In 2017, amid a nationwide push to take down controversial Confederate statues, the city of Birmingham, Alabama decided to erect plywood around the base of a towering monument to Confederate soldiers and sailors. The state’s attorney general swiftly sued the city, citing a 2017 law prohibiting the removal or alteration of historic monuments. But this week, as Brian Lyman of the Montgomery Advertiser reports, an Alabama judge overturned the law, ruling it unconstitutional.
First filed in 2015, the Alabama Memorial Preservation Act bans the “relocation, removal, alteration, renaming or other disturbance” of memorials and monuments that have been in place for 40 years or more. Supporters of the bill maintained it was intended to preserve the state’s history—both positive and negative chapters—but critics argued that the bill’s true purpose was to protect monuments to the Confederacy.
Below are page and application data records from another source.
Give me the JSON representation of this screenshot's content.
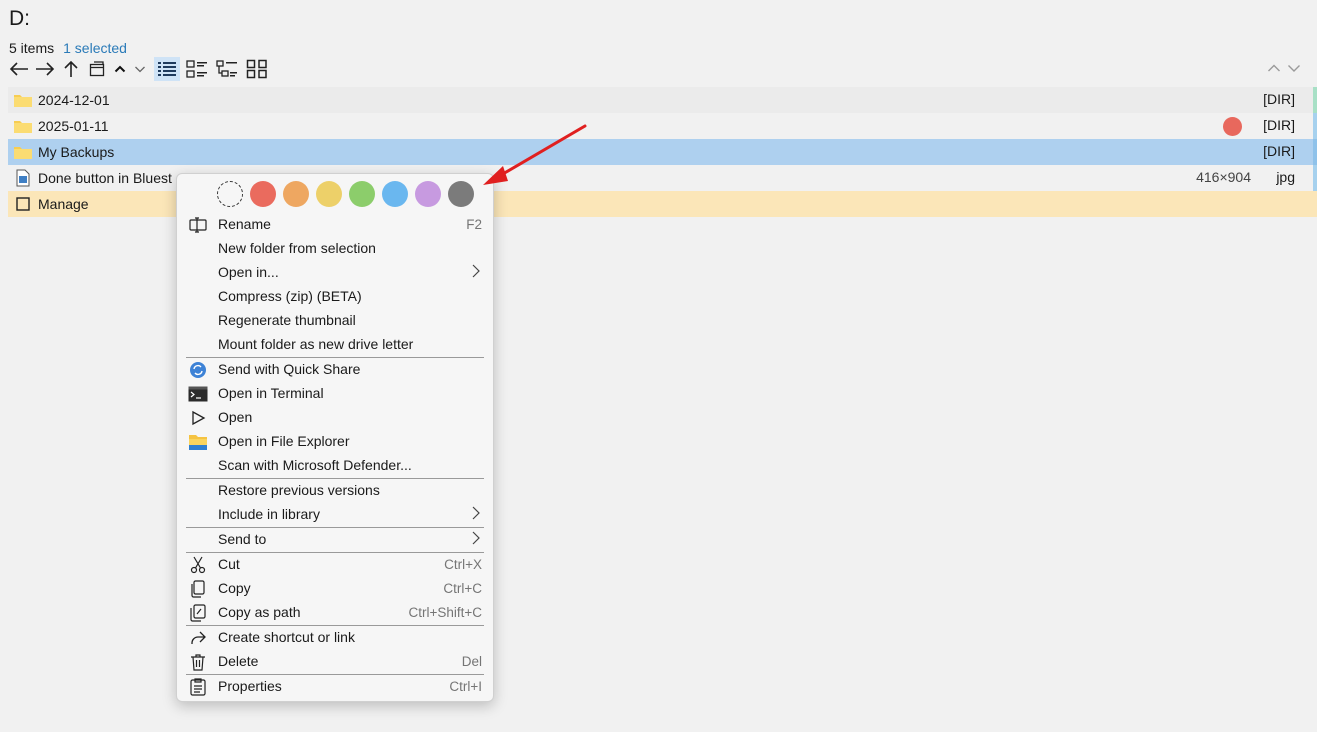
{
  "location": {
    "title": "D:"
  },
  "status": {
    "item_count": "5 items",
    "selection": "1 selected"
  },
  "toolbar": {
    "icons": [
      "back-arrow-icon",
      "forward-arrow-icon",
      "up-arrow-icon",
      "new-tab-icon",
      "chevron-up-icon",
      "chevron-down-icon",
      "details-view-icon",
      "list-view-icon",
      "tree-view-icon",
      "grid-view-icon"
    ],
    "active_view": "details-view"
  },
  "files": [
    {
      "name": "2024-12-01",
      "kind": "folder",
      "type": "[DIR]",
      "edge_color": "#a8e0c6"
    },
    {
      "name": "2025-01-11",
      "kind": "folder",
      "type": "[DIR]",
      "tag_color": "#e8685d",
      "edge_color": "#a6d1ee"
    },
    {
      "name": "My Backups",
      "kind": "folder",
      "type": "[DIR]",
      "selected": true,
      "edge_color": "#a6d1ee"
    },
    {
      "name": "Done button in Bluest",
      "kind": "image",
      "dims": "416×904",
      "type": "jpg",
      "edge_color": "#a6d1ee"
    },
    {
      "name": "Manage",
      "kind": "checkbox"
    }
  ],
  "context_menu": {
    "colors": [
      "none",
      "#ea6b5e",
      "#eea761",
      "#edd069",
      "#8ccd6b",
      "#6ab7ef",
      "#c79ae0",
      "#7b7b7b"
    ],
    "items": {
      "rename": {
        "label": "Rename",
        "shortcut": "F2"
      },
      "new_folder": {
        "label": "New folder from selection"
      },
      "open_in": {
        "label": "Open in..."
      },
      "compress": {
        "label": "Compress (zip) (BETA)"
      },
      "regen_thumb": {
        "label": "Regenerate thumbnail"
      },
      "mount": {
        "label": "Mount folder as new drive letter"
      },
      "quick_share": {
        "label": "Send with Quick Share"
      },
      "terminal": {
        "label": "Open in Terminal"
      },
      "open": {
        "label": "Open"
      },
      "explorer": {
        "label": "Open in File Explorer"
      },
      "defender": {
        "label": "Scan with Microsoft Defender..."
      },
      "restore": {
        "label": "Restore previous versions"
      },
      "library": {
        "label": "Include in library"
      },
      "send_to": {
        "label": "Send to"
      },
      "cut": {
        "label": "Cut",
        "shortcut": "Ctrl+X"
      },
      "copy": {
        "label": "Copy",
        "shortcut": "Ctrl+C"
      },
      "copy_path": {
        "label": "Copy as path",
        "shortcut": "Ctrl+Shift+C"
      },
      "shortcut": {
        "label": "Create shortcut or link"
      },
      "delete": {
        "label": "Delete",
        "shortcut": "Del"
      },
      "properties": {
        "label": "Properties",
        "shortcut": "Ctrl+I"
      }
    }
  },
  "annotation": {
    "arrow_color": "#e02020"
  }
}
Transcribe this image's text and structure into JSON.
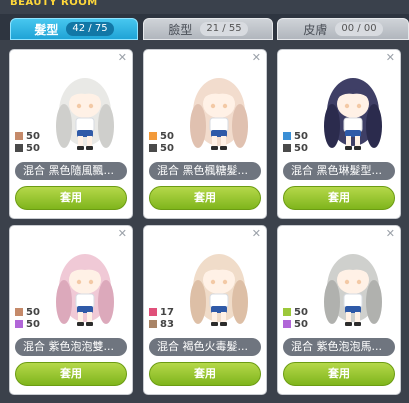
{
  "window": {
    "title": "BEAUTY ROOM"
  },
  "tabs": [
    {
      "label": "髮型",
      "count": "42 / 75",
      "active": true
    },
    {
      "label": "臉型",
      "count": "21 / 55",
      "active": false
    },
    {
      "label": "皮膚",
      "count": "00 / 00",
      "active": false
    }
  ],
  "cards": [
    {
      "name": "混合  黑色隨風飄...",
      "button": "套用",
      "hair": "#e9e9e6",
      "hairShade": "#cfcfcc",
      "colors": [
        {
          "hex": "#c58a6a",
          "value": "50"
        },
        {
          "hex": "#4a4a4a",
          "value": "50"
        }
      ]
    },
    {
      "name": "混合  黑色楓糖髮...",
      "button": "套用",
      "hair": "#f2dccd",
      "hairShade": "#e0c1b0",
      "colors": [
        {
          "hex": "#f39a3a",
          "value": "50"
        },
        {
          "hex": "#4a4a4a",
          "value": "50"
        }
      ]
    },
    {
      "name": "混合  黑色琳髮型...",
      "button": "套用",
      "hair": "#3f3f66",
      "hairShade": "#2b2b4d",
      "colors": [
        {
          "hex": "#3b8fd6",
          "value": "50"
        },
        {
          "hex": "#4a4a4a",
          "value": "50"
        }
      ]
    },
    {
      "name": "混合  紫色泡泡雙...",
      "button": "套用",
      "hair": "#f0c9d6",
      "hairShade": "#dca9bb",
      "colors": [
        {
          "hex": "#c58a6a",
          "value": "50"
        },
        {
          "hex": "#b166d8",
          "value": "50"
        }
      ]
    },
    {
      "name": "混合  褐色火毒髮...",
      "button": "套用",
      "hair": "#f0dcc9",
      "hairShade": "#ddbfa6",
      "colors": [
        {
          "hex": "#e0507a",
          "value": "17"
        },
        {
          "hex": "#a98466",
          "value": "83"
        }
      ]
    },
    {
      "name": "混合  紫色泡泡馬...",
      "button": "套用",
      "hair": "#cfd0cd",
      "hairShade": "#b0b1ae",
      "colors": [
        {
          "hex": "#9cc83a",
          "value": "50"
        },
        {
          "hex": "#b166d8",
          "value": "50"
        }
      ]
    }
  ]
}
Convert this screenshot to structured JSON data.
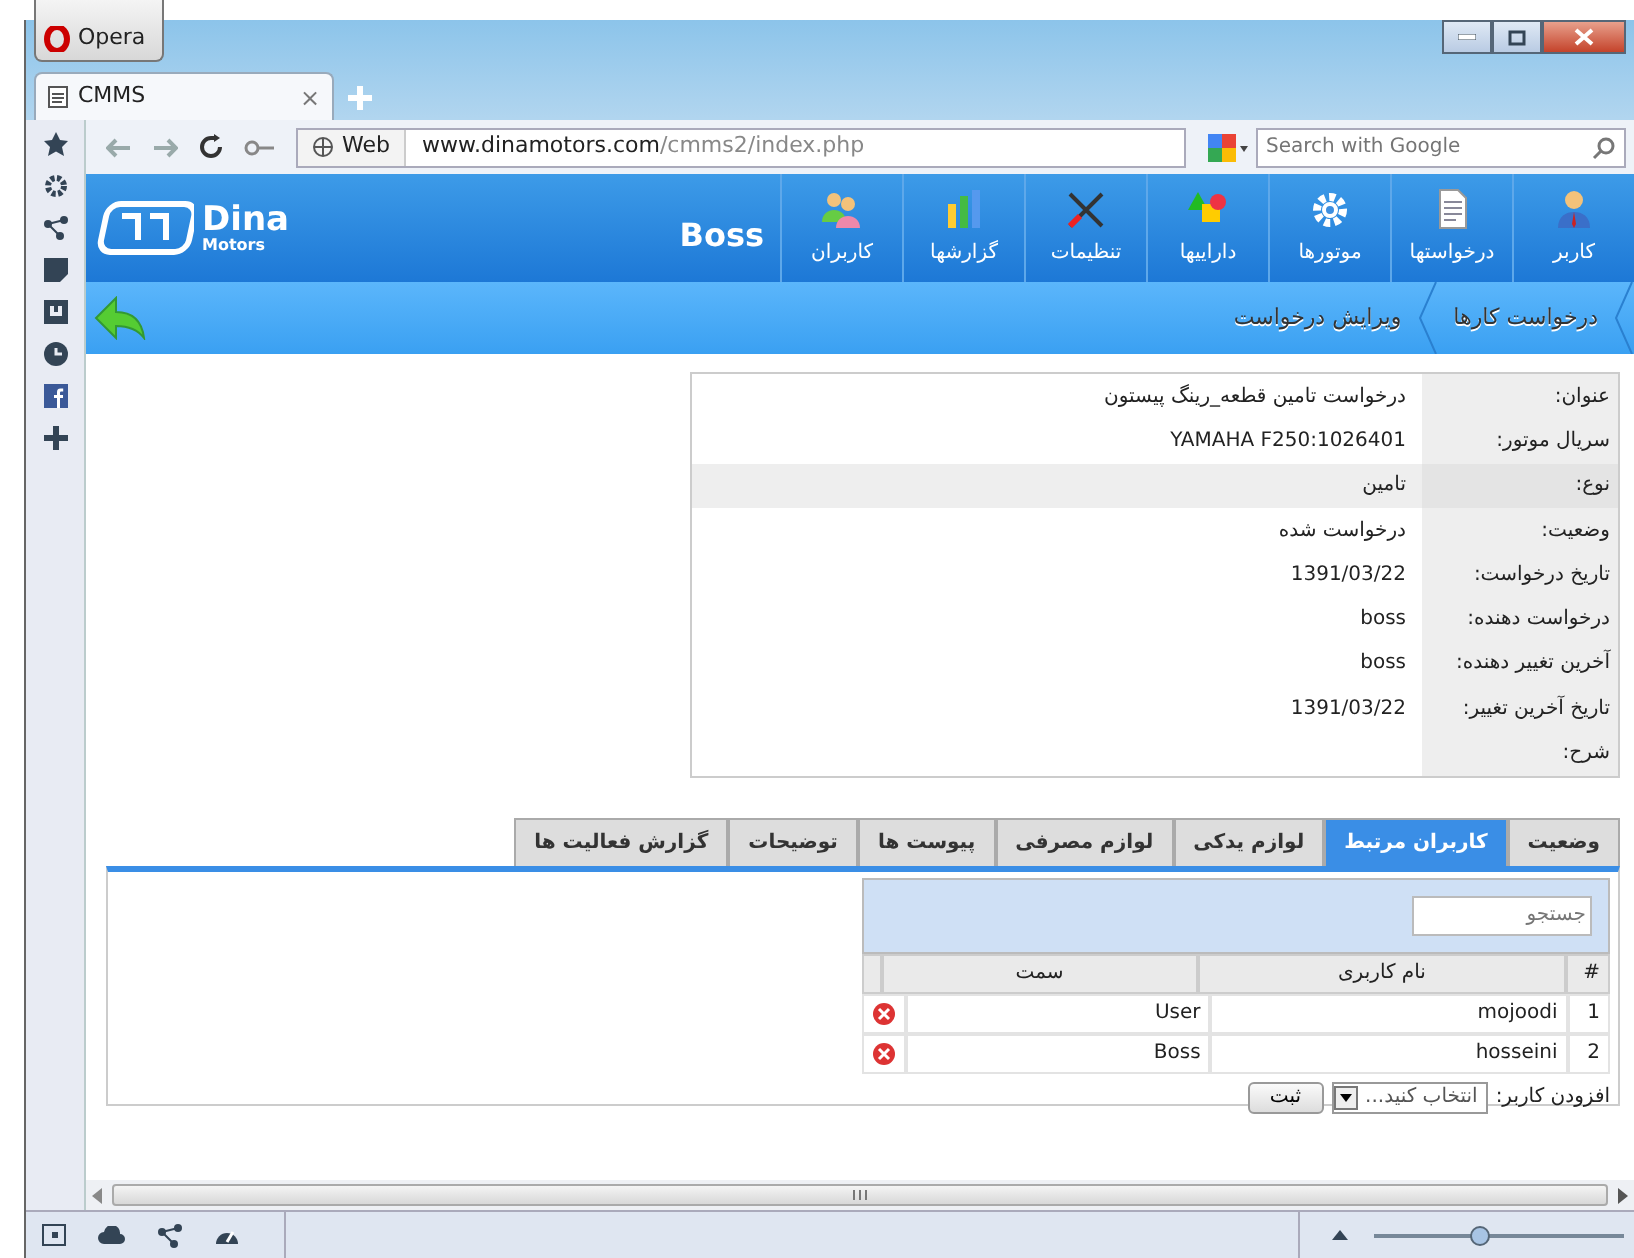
{
  "browser": {
    "app_button": "Opera",
    "tab_title": "CMMS",
    "tab_close": "×",
    "address_scheme": "Web",
    "url_host": "www.dinamotors.com",
    "url_path": "/cmms2/index.php",
    "search_placeholder": "Search with Google"
  },
  "header": {
    "logo_title": "Dina",
    "logo_subtitle": "Motors",
    "user": "Boss",
    "nav": [
      {
        "label": "کاربر"
      },
      {
        "label": "درخواستها"
      },
      {
        "label": "موتورها"
      },
      {
        "label": "داراییها"
      },
      {
        "label": "تنظیمات"
      },
      {
        "label": "گزارشها"
      },
      {
        "label": "کاربران"
      }
    ]
  },
  "breadcrumb": [
    "درخواست کارها",
    "ویرایش درخواست"
  ],
  "details": [
    {
      "label": "عنوان:",
      "value": "درخواست تامین قطعه_رینگ پیستون",
      "highlighted": false
    },
    {
      "label": "سریال موتور:",
      "value": "YAMAHA F250:1026401",
      "highlighted": false
    },
    {
      "label": "نوع:",
      "value": "تامین",
      "highlighted": true
    },
    {
      "label": "وضعیت:",
      "value": "درخواست شده",
      "highlighted": false
    },
    {
      "label": "تاریخ درخواست:",
      "value": "1391/03/22",
      "highlighted": false
    },
    {
      "label": "درخواست دهنده:",
      "value": "boss",
      "highlighted": false
    },
    {
      "label": "آخرین تغییر دهنده:",
      "value": "boss",
      "highlighted": false
    },
    {
      "label": "تاریخ آخرین تغییر:",
      "value": "1391/03/22",
      "highlighted": false
    },
    {
      "label": "شرح:",
      "highlighted": false
    }
  ],
  "tabs": [
    {
      "label": "وضعیت",
      "selected": false
    },
    {
      "label": "کاربران مرتبط",
      "selected": true
    },
    {
      "label": "لوازم یدکی",
      "selected": false
    },
    {
      "label": "لوازم مصرفی",
      "selected": false
    },
    {
      "label": "پیوست ها",
      "selected": false
    },
    {
      "label": "توضیحات",
      "selected": false
    },
    {
      "label": "گزارش فعالیت ها",
      "selected": false
    }
  ],
  "users": {
    "search_placeholder": "جستجو",
    "columns": [
      "#",
      "نام کاربری",
      "سمت"
    ],
    "rows": [
      {
        "number": "1",
        "username": "mojoodi",
        "role": "User"
      },
      {
        "number": "2",
        "username": "hosseini",
        "role": "Boss"
      }
    ],
    "add_label": "افزودن کاربر:",
    "add_select": "انتخاب کنید...",
    "add_button": "ثبت"
  },
  "status_bar": {
    "zoom_slider": {
      "level": 0.42
    }
  }
}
The Birmingham monument, a 52-foot-tall obelisk, was erected in a downtown park in 1905, according to Jay Reeves of the Associated Press. In court, the city argued that the wooden walls that had been set up around the monument did not technically constitute an alteration, and therefore did not violate the Memorial Preservation Act. The attorney general’s office disagreed, and said the state should be fined $25,000 a day for flouting the law.
But the state’s argument failed to sway Jefferson County Circuit Judge Michael Graffeo, who voided the law on the grounds that it violated Birmingham residents’ right to free speech and denied them due process.
“The state has placed a thumb on the scale for a pro-confederacy message," Graffeo wrote in a 10-page ruling.
“A city has a right to speak for itself, to say what it wishes, and to select the views that it wants to express,” Graffeo said. He also noted that Birmingham “has had for many years an overwhelmingly African American population,” and said it it is “undisputed that an overwhelming majority of the body politic of the city is repulsed by the monument.”
Graffeo also struck down the state law because, he wrote, it did not provide Birmingham with any recourse to decide what it can and cannot do with its own property. “There is no provision in the act for the city or its citizens to be heard concerning the use … of the monument,” he explained.
A similar law in North Carolina has also bound the hands of those who want to remove controversial Civil War memorials. After “Silent Sam,” a Confederate monument at the University of North Carolina at Chapel Hill, was toppled by protesters last August, the school’s chancellor and several trustees said they wanted to remove the statue and its base from campus. But a 2015 state law that prohibits the removal of historic monuments, unless relocation is necessary for preservation purposes or due to construction projects, stopped them from doing so.
This week, UNC-Chapel Hill Chancellor Carol Folt nevertheless ordered the statue’s base to be taken off campus, citing unspecified threats that put the community “at serious risk,” according to the Associated Press. The UNC Board of Governors subsequently pushed up Folt’s departure from the school, previously scheduled to happen in May, to the end of this month. The board’s chairman Harry Smith said a change in leadership was necessary to “move to a healing process."
In Alabama, the office of Attorney General Steve Marshall has said it believes the Alabama Memorial Preservation Act is constitutional and will appeal Graffeo’s ruling, according to NPR’s Ian Stewart. Given the state’s plan to appeal, the city cannot immediately take down the monument, Birmingham Mayor Randall Woodfin told the AP. But he added that he was happy with the ruling.
“We were not even a city during the Civil War,” he said.